Washington's waterfront is a relatively well-kept secret, if you ask Rick Morgan, who earns his living on the banks of the Potomac River and wishes that more people would discover its beauty.

"This river is a good place to work, a good place to be. It's a beautiful atmosphere, but a lot of people don't know about it. We got to get some new people here," said Morgan, 34, whose late father, Morris, moved Morgan's Seafood to the Maine Avenue SW waterfront 12 years ago from its landlocked site on Georgia Avenue.

Tens of thousands of landlubbers got the chance to appreciate the water yesterday on the second and final day of Riverfest '85, the second annual extravaganza initiated by D.C. Mayor Marion Barry to celebrate the progress in cleaning up the Potomac River from its previously perilous level of pollution.

D.C. police estimated that more than 100,000 people jammed into the festival area that included the Maine Avenue wharf and East Potomac Park (Hains Point). Free boat rides, live music, air-sea rescue demonstrations, tours of the tall ships and a late-night fireworks show drew a steady stream of visitors and vendors to the Southwest waterfront.

The festival location along Washington Channel is the most convenient but decidedly not the cleanest spot to celebrate clean water, as some visitors remarked, while watching beer cans, paper cups, cigarette butts, an occasional old tire and other assorted flotsam bobbing in the brackish water.

"Let's just say the river is a lot more beautiful upstream," said Ruth Howes, a visiting scholar at the Arms Control and Disarmament Agency. "This is not its best spot."

Even if the mighty river is more scenic upstream, the Potomac channel yesterday was an impressive showplace of nautical activity, from the one-person kayaks and graceful Albacore sailboats to the giant two-story paddleboats, the majestic tall ships and the fire rescue boats that spewed 10-story columns of water with high-powered hoses, creating a rainbow in the hazy sunshine.

It was the visit of Capt. Jacques Cousteau and his sleek research vessel, The Calypso, along with the tall ships, that drew the biggest crowds. Many visitors climbed aboard the 133-foot Lightship Chesapeake, a sturdy 1930-vintage ship that is now a floating museum but which once was permanently anchored in Chesapeake Bay to guide ships in the era before bay lighthouses. Only the giant ships drew longer lines than the cold beer, spiced shrimp and barbecue.

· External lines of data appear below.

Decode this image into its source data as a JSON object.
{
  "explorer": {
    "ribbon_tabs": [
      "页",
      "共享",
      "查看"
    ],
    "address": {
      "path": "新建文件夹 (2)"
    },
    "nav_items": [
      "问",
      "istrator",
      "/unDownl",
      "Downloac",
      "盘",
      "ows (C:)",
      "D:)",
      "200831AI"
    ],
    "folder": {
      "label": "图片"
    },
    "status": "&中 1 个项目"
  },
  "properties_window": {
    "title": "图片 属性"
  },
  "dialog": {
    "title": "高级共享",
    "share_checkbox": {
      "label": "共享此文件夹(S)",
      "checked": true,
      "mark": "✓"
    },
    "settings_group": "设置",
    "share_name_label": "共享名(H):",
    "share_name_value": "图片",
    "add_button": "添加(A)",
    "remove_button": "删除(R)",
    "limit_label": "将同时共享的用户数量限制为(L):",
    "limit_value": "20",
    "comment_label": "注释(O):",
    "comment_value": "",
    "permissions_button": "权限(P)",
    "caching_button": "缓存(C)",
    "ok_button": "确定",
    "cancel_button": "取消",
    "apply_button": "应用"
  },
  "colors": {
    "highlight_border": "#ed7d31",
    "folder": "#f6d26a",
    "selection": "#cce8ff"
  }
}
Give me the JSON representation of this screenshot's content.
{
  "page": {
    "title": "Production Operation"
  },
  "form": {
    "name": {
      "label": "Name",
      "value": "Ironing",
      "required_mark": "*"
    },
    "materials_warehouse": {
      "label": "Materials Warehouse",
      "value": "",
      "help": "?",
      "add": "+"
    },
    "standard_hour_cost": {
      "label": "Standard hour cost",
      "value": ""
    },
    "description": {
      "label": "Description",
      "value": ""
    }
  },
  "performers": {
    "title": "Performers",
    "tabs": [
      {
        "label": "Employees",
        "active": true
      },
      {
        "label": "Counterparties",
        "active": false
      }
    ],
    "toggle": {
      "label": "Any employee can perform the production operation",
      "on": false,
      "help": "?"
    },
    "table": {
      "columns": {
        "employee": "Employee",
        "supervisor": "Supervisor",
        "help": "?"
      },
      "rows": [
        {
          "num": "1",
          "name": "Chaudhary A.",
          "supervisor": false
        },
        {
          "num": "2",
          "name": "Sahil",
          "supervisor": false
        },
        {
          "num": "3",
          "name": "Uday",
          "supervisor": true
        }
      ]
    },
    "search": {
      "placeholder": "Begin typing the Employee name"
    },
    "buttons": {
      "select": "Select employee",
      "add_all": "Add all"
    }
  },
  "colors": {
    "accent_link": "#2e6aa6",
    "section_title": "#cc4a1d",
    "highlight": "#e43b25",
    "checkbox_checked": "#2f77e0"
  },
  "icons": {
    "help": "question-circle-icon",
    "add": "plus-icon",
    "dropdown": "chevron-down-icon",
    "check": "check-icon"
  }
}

"We're from Oklahoma and Indiana, and you just don't get too many big ships out there," said Robert Howes of Falls Church, a dental researcher at the National Institutes of Health. "The tall ships are just beautiful and they give you a feel of the glory of the past," he said, while waiting to tour the Alexandria, a handsome Baltic trading schooner, and getting a look at two replicas of Viking longships.

The Potomac once teemed with life, but it became an environmental disaster area by the 1960s, at about the same time that urban renewal was ripping up the old Southwest waterfront. A $600 million, 15-year antipollution effort under the Clean Water Act, coupled with the multimillion-dollar Southwest redevelopment, have changed the scene, both on water and land. Pleasure boats and waterfront shops and restaurants have again spawned here, and some species of fish have returned -- although the seafood sold at shops such as Morgan's is all from the Atlantic or the Chesapeake, not the Potomac.

Vendors' booths also teemed with life, though little of it related to the Potomac. Aside from the traditional varieties of food, jewelry and clothing, there were vendors selling AT&T's services, memberships in Army National Guard and the Veterans of Foreign Wars, D.C. Lottery tickets, Blac Fax trivia games, hair braiding and pamphlets of "positive poetry for particular people."

Many visitors such as teen-ager Leon Gates of Northwest admired the hundreds of cabin cruisers, trawlers and houseboats moored at the Capitol Yacht Club. Gates watched the owners sunbathing and washing their boats. "They look pretty nice," he said, but added he was not sure about the comfort of living on water. " . . . It's like people who live in house trailers, only they are floating around, and you might get seasick."